  • emotional safety (including positive guidance and child protection)
  • physical safety (including supervision; sleep procedures; accidents; medication; hygiene; excursion policies and procedures)
  • suitable staffing (including qualification levels; police vetting; teacher registration; ratios)
  • evacuation procedures and practices for fire and earthquake.

All early childhood services are required to promote children's health and safety and to regularly review their compliance with legal requirements.

Next ERO Review

When is ERO likely to review the service again?

The next ERO review of Nga Tamariki Childcare Centre will be in four years.

Patricia Davey
Deputy Chief Review Officer Central (Acting)

Te Tai Pokapū - Central Region

17 November 2017

The Purpose of ERO Reports

The Education Review Office (ERO) is the government department that, as part of its work, reviews early childhood services throughout Aotearoa New Zealand. ERO’s reports provide information for parents and communities about each service’s strengths and next steps for development. ERO’s bicultural evaluation framework Ngā Pou Here is described in SECTION 3 of this report. Early childhood services are partners in the review process and are expected to make use of the review findings to enhance children's wellbeing and learning. 

2 Information about the Early Childhood Service 

Location

Lower Hutt

Ministry of Education profile number

60182

Licence type

Education & Care Service

Licensed under

Education (Early Childhood Services) Regulations 2008

Number licensed for

32 children, including up to 8 aged under 2

Service roll

46

Gender composition

Boys 29, Girls 17

Ethnic composition

Māori
Pākehā
Pacific

15
27
  4

Percentage of qualified teachers

80% +

Reported ratios of staff to children

Under 2

1:3

Better than minimum requirements

Over 2

1:6

Better than minimum requirements

Review team on site

October 2017

Date of this report

17 November 2017

Most recent ERO report(s)

Education Review

March 2014

Education Review

March 2011

Education Review

January 2008

3 General Information about Early Childhood Reviews

ERO’s Evaluation Framework

ERO’s overarching question for an early childhood education review is ‘How well placed is this service to promote positive learning outcomes for children?’ ERO focuses on the following factors as described in the bicultural framework Ngā Pou Here:

  • Pou Whakahaere – how the service determines its vision, philosophy and direction to ensure positive outcomes for children
  • Pou Ārahi – how leadership is enacted to enhance positive outcomes for children
  • Mātauranga – whose knowledge is valued and how the curriculum is designed to achieve positive outcomes for children
  • Tikanga whakaako – how approaches to teaching and learning respond to diversity and support positive outcomes for children.

Within these areas ERO considers the effectiveness of arotake – self review and of whanaungatanga – partnerships with parents and whānau. 

ERO evaluates how well placed a service is to sustain good practice and make ongoing improvements for the benefit of all children at the service.
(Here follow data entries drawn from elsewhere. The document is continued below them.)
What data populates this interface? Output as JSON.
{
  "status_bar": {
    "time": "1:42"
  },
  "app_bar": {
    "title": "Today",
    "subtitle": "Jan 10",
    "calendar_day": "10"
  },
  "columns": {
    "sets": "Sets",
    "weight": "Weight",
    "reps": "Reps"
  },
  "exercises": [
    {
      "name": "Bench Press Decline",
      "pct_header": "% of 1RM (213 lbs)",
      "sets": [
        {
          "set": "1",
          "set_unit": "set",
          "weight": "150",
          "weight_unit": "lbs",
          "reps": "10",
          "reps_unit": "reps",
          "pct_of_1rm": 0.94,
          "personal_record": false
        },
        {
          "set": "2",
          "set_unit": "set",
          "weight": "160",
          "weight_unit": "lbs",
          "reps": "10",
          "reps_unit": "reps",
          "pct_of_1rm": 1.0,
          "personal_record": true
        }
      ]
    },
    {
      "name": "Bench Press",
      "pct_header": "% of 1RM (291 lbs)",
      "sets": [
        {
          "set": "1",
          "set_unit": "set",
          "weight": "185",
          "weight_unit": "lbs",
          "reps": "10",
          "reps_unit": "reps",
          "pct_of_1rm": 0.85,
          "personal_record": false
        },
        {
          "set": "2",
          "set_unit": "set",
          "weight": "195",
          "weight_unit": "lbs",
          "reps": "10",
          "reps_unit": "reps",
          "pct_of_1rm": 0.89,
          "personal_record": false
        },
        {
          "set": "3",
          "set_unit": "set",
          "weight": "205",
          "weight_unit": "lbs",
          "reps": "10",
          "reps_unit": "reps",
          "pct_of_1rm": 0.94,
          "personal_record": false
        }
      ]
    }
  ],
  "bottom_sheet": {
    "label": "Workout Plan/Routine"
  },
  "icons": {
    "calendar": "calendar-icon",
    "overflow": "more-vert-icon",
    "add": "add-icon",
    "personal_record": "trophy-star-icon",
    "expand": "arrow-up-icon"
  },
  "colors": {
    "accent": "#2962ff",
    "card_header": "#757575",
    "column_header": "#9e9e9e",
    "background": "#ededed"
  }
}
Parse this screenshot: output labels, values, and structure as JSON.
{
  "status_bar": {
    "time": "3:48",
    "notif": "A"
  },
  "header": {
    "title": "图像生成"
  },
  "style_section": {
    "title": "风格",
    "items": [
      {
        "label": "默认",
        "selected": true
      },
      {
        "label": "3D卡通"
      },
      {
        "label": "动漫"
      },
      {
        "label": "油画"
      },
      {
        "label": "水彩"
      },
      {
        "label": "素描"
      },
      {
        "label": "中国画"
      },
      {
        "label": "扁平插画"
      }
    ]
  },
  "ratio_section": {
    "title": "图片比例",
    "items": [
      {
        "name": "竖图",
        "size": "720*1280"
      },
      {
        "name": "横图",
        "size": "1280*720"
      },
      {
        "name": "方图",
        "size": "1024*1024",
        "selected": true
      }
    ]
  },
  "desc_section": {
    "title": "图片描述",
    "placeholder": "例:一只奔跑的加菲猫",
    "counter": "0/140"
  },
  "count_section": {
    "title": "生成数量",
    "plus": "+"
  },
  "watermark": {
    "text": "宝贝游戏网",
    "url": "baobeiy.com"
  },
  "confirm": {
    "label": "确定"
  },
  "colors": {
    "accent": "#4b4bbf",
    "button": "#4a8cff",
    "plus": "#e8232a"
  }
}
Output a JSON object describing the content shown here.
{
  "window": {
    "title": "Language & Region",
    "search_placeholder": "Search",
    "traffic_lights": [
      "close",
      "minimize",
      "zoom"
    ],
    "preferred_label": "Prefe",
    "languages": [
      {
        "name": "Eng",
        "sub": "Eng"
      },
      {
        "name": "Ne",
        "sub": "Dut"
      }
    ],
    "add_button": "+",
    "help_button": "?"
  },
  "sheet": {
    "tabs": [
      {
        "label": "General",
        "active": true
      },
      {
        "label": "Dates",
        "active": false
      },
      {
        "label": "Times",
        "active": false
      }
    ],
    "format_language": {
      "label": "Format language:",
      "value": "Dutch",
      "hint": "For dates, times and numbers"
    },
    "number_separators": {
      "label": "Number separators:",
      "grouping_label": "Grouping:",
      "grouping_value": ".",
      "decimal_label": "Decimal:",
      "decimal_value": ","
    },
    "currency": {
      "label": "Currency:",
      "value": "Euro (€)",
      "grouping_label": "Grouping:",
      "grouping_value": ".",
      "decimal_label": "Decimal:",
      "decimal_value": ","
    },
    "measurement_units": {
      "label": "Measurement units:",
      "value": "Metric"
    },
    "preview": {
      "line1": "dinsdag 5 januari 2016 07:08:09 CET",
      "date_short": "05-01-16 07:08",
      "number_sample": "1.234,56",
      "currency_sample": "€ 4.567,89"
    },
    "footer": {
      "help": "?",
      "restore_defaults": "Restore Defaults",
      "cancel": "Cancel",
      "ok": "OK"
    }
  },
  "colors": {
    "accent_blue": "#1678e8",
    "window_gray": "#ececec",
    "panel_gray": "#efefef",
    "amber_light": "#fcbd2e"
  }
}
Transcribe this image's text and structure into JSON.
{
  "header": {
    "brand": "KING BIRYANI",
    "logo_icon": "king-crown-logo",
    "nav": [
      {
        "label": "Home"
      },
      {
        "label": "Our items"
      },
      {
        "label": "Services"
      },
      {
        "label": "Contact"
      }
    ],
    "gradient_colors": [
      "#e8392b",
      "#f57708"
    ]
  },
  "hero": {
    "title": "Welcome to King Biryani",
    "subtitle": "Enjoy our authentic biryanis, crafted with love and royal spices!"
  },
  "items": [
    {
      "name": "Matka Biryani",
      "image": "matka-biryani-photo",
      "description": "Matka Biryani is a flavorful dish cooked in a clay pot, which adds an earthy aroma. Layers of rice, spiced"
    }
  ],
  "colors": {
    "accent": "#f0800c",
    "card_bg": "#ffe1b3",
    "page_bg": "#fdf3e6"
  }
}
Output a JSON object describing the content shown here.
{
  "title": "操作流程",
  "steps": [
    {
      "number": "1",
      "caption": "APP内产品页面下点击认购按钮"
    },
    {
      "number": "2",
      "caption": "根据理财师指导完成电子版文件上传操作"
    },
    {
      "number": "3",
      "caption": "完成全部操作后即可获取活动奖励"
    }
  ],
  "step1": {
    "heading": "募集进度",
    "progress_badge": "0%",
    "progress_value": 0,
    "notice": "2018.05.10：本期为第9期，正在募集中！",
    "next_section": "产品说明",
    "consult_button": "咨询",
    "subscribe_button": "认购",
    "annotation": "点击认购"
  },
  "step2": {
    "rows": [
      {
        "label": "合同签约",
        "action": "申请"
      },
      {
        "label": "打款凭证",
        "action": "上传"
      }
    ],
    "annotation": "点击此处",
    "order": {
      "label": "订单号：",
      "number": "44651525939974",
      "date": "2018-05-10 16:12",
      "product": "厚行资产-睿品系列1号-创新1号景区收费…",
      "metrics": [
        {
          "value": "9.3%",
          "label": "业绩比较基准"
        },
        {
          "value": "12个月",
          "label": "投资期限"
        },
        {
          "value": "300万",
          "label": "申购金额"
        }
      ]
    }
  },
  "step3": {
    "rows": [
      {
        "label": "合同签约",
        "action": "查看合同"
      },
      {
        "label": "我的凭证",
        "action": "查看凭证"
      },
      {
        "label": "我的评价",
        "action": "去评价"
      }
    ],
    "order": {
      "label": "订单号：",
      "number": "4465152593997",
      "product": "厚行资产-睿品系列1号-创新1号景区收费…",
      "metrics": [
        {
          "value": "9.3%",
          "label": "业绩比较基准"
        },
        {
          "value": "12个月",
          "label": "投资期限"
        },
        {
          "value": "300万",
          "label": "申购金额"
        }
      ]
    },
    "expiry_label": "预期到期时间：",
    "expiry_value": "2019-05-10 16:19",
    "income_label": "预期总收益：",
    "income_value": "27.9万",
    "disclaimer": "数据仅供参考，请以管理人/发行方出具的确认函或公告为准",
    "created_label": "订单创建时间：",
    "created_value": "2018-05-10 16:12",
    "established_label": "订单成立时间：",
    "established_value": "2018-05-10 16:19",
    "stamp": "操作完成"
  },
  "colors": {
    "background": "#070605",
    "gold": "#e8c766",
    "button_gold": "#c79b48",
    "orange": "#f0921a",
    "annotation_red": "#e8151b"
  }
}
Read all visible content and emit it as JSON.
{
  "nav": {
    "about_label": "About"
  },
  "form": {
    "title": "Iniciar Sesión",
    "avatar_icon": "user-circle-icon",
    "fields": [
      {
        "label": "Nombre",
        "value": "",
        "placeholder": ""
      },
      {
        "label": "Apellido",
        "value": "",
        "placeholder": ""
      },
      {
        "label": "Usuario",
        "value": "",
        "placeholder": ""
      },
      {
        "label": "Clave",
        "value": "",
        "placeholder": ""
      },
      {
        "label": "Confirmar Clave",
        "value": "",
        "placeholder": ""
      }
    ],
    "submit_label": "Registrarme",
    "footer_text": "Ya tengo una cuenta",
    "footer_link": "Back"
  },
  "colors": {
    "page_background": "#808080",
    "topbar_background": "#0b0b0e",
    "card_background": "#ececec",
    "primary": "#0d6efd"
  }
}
A focus for the government is that all children, especially priority learners, have an opportunity to benefit from quality early childhood education. ERO will report on how well each service promotes positive outcomes for all children, with a focus on children who are Māori, Pacific, have diverse needs, and are up to the age of two.

For more information about the framework and Ngā Pou Here refer to ERO’s Approach to Review in Early Childhood Services.

ERO’s Overall Judgement and Next Review

The overall judgement that ERO makes and the timing of the next review will depend on how well placed a service is to promote positive learning outcomes for children. The categories are:

  • Very well placed – The next ERO review in four years
  • Well placed – The next ERO review in three years
  • Requires further development – The next ERO review within two years
  • Not well placed - The next ERO review in consultation with the Ministry of Education

ERO has developed criteria for each category. These are available on ERO’s website.

Review Coverage

ERO reviews are tailored to each service’s context and performance, within the overarching review framework. The aim is to provide information on aspects that are central to positive outcomes for children and useful to the service.